you'll notice I use it a lot,
so there's not much to learn about it, but
I do recommend practicing it and
getting it as part of your bag of tricks,
A few other things you can do to add
interest to your playing,
is allowing string noise.
Now, I've made a lot of noise about trying
to be clean and
not have extraneous noise, but if, if
you're doing it on purpose, and
you want to use it, it can be sort of a
cool effect.
So you can hear there's a little bit of a
rattle in there and
also what I do if I wanna add string
noise, just to make a nice ambient,
interesting chord, I lift these two
fingers off the string so
that the notes behind the bar are also
They're not being muted there.
Now, this is just, I don't use that
technique all that often.
But sometimes on a slow tune at the very
end of the song for
the last chord, it can create this really
lush, kind of interesting sound.
Or if sometimes if you're doing sorta a
chopping strum,
[SOUND] you can leave some of that noise
in there.
And you leave the noise also by lightening
the pressure of the bar of the left hand.
So you get a little rattle.
So, it sounds a little trash cany, but if
you're going for that,
if it's a dirty song or you know, you
really want to give it,
it's almost like distortion for the Dobro,
a natural distortion.
So, just something to keep in mind that
you can use.
The thing I would like to emphasize is
there are so many different things you can
do to create interesting sounds, and you
wanna be able to use all of them.
Now, one last thing that I’m gonna show
you that's sort of an interesting
little trick here, and this is what I
would consider a trick.
This is not something that you're gonna be
using all the time, but check this out.
So what I'm doing here is I'm actually
strumming on
the opposite side of the strings.
And I slide my bar from up high in the
neck, and I wanna end down the 12th fret.
And the reason that, this note sort of
emerges out of nowhere once you hit
the 12th fret, because that's where the
harmonics lie.
You can hear that note just kind of
And so, this is just something that you
would use as a sound effect.
At the start of a song, in an ambient
section in a song, whatever,
just something cool to sort of check out.
And there's probably a lot more things
like that I'm even aware of, so
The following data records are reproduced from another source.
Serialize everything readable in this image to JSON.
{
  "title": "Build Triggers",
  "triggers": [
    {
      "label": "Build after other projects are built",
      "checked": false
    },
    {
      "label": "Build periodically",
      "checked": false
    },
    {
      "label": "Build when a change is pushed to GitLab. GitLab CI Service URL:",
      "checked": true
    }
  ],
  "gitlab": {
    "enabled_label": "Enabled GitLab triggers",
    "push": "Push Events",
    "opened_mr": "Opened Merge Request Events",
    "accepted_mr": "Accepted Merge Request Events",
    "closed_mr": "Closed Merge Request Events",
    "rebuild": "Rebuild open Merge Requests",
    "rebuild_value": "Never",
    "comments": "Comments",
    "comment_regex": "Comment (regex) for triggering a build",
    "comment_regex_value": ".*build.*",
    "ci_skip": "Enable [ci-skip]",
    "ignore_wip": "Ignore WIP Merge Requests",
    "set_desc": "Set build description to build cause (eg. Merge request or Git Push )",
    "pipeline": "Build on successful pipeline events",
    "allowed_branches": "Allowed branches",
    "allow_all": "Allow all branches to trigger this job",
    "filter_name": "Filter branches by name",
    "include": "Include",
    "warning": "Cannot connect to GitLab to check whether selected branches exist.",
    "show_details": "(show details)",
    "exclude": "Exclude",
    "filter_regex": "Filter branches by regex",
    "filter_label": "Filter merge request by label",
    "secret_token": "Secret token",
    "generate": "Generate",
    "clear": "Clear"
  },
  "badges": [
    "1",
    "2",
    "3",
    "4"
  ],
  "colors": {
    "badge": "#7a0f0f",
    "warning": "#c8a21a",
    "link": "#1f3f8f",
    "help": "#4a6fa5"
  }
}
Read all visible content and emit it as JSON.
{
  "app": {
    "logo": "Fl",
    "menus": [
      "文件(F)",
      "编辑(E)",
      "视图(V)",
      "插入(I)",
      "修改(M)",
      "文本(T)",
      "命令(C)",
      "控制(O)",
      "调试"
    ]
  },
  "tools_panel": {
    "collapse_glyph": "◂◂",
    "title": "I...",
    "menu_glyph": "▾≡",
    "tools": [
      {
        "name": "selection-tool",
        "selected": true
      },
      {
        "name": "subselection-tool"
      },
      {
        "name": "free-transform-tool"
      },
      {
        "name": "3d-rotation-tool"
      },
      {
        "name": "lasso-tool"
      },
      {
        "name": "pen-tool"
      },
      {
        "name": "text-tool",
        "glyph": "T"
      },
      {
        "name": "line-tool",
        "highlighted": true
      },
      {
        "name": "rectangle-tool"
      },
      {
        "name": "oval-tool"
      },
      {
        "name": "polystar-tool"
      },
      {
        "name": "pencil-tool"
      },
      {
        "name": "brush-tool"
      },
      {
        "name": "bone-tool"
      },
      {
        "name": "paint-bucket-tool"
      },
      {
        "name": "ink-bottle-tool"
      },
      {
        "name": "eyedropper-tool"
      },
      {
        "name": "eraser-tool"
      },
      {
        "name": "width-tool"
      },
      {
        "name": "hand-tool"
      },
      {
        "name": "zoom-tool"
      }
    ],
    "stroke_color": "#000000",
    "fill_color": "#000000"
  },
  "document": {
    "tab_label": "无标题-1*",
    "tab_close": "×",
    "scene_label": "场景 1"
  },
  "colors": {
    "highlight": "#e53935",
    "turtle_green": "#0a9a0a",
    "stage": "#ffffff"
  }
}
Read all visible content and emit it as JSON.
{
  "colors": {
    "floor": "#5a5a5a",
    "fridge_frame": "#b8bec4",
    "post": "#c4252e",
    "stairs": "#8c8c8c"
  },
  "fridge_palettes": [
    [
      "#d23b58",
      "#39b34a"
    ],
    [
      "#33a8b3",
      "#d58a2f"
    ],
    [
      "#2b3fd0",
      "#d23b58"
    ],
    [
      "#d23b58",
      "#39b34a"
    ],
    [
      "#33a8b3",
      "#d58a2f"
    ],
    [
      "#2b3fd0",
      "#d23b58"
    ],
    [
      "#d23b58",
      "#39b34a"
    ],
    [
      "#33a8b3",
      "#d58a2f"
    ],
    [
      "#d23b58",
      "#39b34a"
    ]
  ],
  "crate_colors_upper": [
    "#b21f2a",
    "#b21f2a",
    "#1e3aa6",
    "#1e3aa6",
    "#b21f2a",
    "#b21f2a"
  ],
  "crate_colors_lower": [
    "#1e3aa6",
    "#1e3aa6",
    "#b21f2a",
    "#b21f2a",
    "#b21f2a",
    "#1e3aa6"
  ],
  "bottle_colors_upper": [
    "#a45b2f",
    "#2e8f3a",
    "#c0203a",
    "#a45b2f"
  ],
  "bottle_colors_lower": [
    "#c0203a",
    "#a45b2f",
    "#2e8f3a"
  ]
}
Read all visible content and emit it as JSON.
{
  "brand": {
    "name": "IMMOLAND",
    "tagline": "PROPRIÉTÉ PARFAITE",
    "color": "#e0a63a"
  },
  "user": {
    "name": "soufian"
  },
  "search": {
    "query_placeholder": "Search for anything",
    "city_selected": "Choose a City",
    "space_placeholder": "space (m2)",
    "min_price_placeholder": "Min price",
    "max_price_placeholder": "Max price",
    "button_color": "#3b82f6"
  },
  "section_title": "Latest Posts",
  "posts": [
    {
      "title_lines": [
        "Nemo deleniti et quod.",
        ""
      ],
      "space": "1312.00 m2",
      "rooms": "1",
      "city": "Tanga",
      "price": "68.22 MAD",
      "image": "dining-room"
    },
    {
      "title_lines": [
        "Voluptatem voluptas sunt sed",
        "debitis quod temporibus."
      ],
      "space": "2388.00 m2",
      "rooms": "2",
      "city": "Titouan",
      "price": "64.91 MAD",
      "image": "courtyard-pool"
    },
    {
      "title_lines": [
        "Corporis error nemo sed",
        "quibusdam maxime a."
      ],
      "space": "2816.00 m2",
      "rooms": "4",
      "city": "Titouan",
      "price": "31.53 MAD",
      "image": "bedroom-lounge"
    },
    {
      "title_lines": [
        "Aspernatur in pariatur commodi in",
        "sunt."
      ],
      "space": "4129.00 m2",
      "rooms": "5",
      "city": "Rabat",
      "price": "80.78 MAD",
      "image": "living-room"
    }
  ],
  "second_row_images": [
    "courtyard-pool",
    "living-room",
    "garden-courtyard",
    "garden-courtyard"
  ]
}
if you are, are done practicing scales and
you wanna get a little more creative,
you can try all the different interesting
sound effects and
embellishments that you get with a Dobro.